That enigmatically threatening symbol shows up in three settings. The first is a faux-archival silent film illustrating Portugal’s limited run as a colonial power in Africa. The next is during a dream had by the increasingly demented Aurora (Laura Soveral), living in a modern Lisbon apartment with her maid, Santa (Isabel Cardoso), next to forthright Pilar (Teresa Madruga), facing her own struggles with loneliness.
The maid is a vestige of the old neighbour’s many years in an unnamed African colony, and that place is visited in the playfully handled third location: a reimagined Africa (actually Mozambique) of the early 1960s. Like the rest of the movie, this sequence was shot in deep-focus black-and-white, but it is silent, save for natural sounds and pop songs of the era. (Phil Spector’s “Be My Baby”, sung in Portuguese, is the intriguingly repeated cri de coeur.)
This is where the young, privileged, and quite married Aurora (Ana Moreira) dallied with a visiting hunk (Carloto Cotta) she met at the foot of fictional Mt. Tabu. The recollection is narrated by him, now a stoic senior played by Henrique Espírito Santo, himself a veteran film producer.

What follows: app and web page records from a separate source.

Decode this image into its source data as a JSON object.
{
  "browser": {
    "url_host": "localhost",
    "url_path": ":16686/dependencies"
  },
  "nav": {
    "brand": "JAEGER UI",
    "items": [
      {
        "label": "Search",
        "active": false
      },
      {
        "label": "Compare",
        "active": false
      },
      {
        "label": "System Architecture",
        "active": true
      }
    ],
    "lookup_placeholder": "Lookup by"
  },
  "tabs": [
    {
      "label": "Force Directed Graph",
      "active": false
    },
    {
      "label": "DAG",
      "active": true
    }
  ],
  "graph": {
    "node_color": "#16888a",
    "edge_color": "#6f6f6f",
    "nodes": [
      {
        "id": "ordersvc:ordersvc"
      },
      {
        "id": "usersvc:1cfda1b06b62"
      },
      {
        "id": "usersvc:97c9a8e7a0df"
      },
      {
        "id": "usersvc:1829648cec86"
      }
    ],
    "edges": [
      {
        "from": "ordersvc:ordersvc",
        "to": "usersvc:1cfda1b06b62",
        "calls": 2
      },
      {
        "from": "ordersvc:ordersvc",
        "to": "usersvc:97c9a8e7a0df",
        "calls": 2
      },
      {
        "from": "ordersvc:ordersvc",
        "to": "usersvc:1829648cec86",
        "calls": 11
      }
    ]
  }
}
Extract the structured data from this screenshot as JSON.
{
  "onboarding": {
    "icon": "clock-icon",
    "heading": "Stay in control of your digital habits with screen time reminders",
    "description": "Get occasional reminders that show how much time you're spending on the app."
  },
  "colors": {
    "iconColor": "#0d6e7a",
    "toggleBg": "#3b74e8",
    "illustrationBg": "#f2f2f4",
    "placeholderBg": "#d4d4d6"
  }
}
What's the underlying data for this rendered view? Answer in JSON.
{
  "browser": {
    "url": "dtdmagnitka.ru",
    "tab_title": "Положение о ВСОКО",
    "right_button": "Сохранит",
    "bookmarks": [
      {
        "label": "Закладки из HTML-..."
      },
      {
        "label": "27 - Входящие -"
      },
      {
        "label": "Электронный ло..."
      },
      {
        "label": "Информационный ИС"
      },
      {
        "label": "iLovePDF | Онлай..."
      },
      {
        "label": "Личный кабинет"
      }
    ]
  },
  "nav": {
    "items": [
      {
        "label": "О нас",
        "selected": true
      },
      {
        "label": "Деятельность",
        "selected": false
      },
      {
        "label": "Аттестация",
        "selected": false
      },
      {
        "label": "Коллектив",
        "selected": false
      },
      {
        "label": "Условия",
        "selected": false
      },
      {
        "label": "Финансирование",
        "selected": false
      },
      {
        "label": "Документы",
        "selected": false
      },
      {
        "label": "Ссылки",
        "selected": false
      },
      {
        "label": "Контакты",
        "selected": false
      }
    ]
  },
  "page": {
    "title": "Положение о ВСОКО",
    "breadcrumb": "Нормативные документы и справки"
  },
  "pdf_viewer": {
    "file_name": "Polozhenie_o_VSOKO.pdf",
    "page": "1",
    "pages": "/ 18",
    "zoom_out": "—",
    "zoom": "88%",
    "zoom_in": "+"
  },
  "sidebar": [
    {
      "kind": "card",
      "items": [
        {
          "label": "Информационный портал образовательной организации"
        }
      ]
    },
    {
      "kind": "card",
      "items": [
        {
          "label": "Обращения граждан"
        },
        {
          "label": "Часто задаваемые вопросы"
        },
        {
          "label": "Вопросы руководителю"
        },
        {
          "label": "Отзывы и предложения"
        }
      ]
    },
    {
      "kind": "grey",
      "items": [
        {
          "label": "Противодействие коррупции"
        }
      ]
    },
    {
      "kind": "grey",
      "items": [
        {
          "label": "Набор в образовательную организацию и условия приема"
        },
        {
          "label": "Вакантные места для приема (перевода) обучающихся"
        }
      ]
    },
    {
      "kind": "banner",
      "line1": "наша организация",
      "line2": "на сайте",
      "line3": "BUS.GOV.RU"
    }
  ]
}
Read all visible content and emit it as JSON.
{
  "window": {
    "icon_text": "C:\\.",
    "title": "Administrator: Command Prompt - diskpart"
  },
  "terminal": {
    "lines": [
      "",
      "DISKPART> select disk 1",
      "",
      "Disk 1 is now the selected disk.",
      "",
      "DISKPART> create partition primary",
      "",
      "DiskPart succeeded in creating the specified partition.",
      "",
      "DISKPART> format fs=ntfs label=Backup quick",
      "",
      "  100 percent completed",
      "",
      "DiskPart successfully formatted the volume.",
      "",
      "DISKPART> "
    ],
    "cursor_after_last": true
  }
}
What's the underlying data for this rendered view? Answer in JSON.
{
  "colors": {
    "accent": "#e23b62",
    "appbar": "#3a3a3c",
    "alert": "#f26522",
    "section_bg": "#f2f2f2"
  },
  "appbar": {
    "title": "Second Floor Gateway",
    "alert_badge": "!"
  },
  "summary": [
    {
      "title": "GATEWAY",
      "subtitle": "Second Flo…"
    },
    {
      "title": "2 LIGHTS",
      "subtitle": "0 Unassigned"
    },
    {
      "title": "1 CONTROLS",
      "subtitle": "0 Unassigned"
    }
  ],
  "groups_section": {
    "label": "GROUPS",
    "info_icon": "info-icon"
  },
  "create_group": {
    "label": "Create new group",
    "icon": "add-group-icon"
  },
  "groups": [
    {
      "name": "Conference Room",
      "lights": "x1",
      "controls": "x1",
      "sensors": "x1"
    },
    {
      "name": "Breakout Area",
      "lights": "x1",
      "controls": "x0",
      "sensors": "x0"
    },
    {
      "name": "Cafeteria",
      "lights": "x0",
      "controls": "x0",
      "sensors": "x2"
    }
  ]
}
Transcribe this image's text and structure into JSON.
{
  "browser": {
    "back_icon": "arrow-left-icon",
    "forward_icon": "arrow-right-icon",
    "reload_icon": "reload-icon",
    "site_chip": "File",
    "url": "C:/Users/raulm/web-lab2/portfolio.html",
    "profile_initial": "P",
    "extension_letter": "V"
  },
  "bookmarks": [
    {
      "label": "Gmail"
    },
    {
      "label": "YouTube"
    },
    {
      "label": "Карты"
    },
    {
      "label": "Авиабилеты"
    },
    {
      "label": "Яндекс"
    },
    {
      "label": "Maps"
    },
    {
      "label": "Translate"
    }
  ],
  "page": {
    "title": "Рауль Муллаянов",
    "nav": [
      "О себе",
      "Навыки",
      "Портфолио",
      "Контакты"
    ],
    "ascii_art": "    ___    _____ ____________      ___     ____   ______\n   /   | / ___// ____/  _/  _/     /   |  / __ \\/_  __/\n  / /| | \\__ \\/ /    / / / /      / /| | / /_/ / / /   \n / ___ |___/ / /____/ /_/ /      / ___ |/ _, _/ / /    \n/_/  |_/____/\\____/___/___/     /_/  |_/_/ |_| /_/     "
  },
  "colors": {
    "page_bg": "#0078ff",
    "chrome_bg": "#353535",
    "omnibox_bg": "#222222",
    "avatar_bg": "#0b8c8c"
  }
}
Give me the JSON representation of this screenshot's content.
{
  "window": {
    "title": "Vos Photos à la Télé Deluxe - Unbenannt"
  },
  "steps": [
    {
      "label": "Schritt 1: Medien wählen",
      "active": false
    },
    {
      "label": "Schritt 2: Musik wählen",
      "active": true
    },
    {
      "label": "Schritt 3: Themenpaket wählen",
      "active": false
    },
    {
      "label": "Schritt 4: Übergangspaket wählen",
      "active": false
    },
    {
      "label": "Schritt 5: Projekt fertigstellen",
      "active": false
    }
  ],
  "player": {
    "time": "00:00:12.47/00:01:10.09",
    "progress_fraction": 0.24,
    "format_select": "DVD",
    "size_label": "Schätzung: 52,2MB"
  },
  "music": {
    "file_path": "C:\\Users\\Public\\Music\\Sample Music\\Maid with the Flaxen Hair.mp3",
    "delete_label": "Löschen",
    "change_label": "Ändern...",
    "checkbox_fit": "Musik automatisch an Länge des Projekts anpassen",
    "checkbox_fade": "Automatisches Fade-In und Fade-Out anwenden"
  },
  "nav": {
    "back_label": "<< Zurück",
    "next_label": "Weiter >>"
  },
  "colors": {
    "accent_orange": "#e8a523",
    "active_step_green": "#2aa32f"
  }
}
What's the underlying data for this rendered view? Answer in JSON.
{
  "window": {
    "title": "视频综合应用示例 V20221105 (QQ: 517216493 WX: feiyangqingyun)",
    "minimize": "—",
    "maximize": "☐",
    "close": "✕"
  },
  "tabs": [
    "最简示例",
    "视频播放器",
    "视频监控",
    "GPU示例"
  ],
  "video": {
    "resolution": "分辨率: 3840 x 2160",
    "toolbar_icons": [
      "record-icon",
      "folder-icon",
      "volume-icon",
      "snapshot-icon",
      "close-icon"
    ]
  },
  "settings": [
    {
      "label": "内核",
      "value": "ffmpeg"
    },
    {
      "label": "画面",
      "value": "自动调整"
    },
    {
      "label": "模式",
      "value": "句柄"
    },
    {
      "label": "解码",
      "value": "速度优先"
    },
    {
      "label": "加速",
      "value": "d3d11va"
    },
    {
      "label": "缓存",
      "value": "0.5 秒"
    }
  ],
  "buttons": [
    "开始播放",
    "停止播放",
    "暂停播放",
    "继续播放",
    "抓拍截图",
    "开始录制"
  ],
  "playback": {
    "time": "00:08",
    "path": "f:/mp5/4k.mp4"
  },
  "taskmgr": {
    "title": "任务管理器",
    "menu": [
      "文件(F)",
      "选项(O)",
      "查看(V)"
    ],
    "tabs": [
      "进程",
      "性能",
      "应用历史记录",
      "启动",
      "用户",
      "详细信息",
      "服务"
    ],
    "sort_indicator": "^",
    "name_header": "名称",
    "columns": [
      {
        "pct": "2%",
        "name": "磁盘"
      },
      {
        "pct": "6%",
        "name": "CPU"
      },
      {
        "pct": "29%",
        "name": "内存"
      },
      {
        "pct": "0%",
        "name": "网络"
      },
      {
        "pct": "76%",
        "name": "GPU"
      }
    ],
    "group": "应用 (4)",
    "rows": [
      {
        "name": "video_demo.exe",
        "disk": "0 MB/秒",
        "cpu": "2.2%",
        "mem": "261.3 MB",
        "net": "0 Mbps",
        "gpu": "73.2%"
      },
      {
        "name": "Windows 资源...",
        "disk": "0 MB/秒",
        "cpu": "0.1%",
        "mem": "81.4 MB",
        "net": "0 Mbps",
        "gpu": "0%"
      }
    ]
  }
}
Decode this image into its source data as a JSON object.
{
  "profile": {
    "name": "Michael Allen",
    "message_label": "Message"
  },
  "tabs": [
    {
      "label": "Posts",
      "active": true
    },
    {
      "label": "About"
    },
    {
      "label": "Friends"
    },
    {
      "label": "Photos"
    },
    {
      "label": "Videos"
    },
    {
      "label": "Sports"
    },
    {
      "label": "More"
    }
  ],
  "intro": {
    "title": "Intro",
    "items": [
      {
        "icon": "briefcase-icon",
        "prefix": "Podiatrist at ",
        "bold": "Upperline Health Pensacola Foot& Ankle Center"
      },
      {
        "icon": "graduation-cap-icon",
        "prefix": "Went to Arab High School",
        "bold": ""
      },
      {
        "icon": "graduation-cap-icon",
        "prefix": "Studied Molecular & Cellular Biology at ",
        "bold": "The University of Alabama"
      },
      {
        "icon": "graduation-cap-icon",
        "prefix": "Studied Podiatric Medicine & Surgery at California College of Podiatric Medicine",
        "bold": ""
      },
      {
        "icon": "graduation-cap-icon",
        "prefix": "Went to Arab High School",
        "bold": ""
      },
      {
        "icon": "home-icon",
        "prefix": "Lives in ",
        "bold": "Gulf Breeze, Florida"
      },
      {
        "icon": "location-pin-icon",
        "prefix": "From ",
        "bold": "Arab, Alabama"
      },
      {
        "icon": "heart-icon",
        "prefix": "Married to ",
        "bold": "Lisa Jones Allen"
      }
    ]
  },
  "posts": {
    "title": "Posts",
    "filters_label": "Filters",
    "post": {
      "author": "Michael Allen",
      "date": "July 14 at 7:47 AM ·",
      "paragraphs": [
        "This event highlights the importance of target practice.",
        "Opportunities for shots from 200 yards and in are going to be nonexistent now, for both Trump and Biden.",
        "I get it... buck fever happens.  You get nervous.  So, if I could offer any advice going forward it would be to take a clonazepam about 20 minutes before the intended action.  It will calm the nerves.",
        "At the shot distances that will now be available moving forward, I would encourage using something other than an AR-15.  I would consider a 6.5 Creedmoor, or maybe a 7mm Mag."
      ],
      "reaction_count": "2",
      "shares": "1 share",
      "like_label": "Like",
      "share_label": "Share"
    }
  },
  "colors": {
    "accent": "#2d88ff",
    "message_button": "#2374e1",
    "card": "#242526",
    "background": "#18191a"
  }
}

Gomes, a former critic who recently turned 40, is a baby by Portugal’s cinematic standards, since the reigning director, Manoel de Oliveira, is still working at 103. The new film borrows its title, and poetic sensibilities, from F. W. Murnau’s Polynesia-set pre-talkie of the same name. Gomes and his cinematographer, Rui Poças, also stick to square-framed 16mm and 35mm stocks, making the movie as much a love letter to fading languages of cinema as it is a uniquely mysterious study of what’s left when power and memory fall away.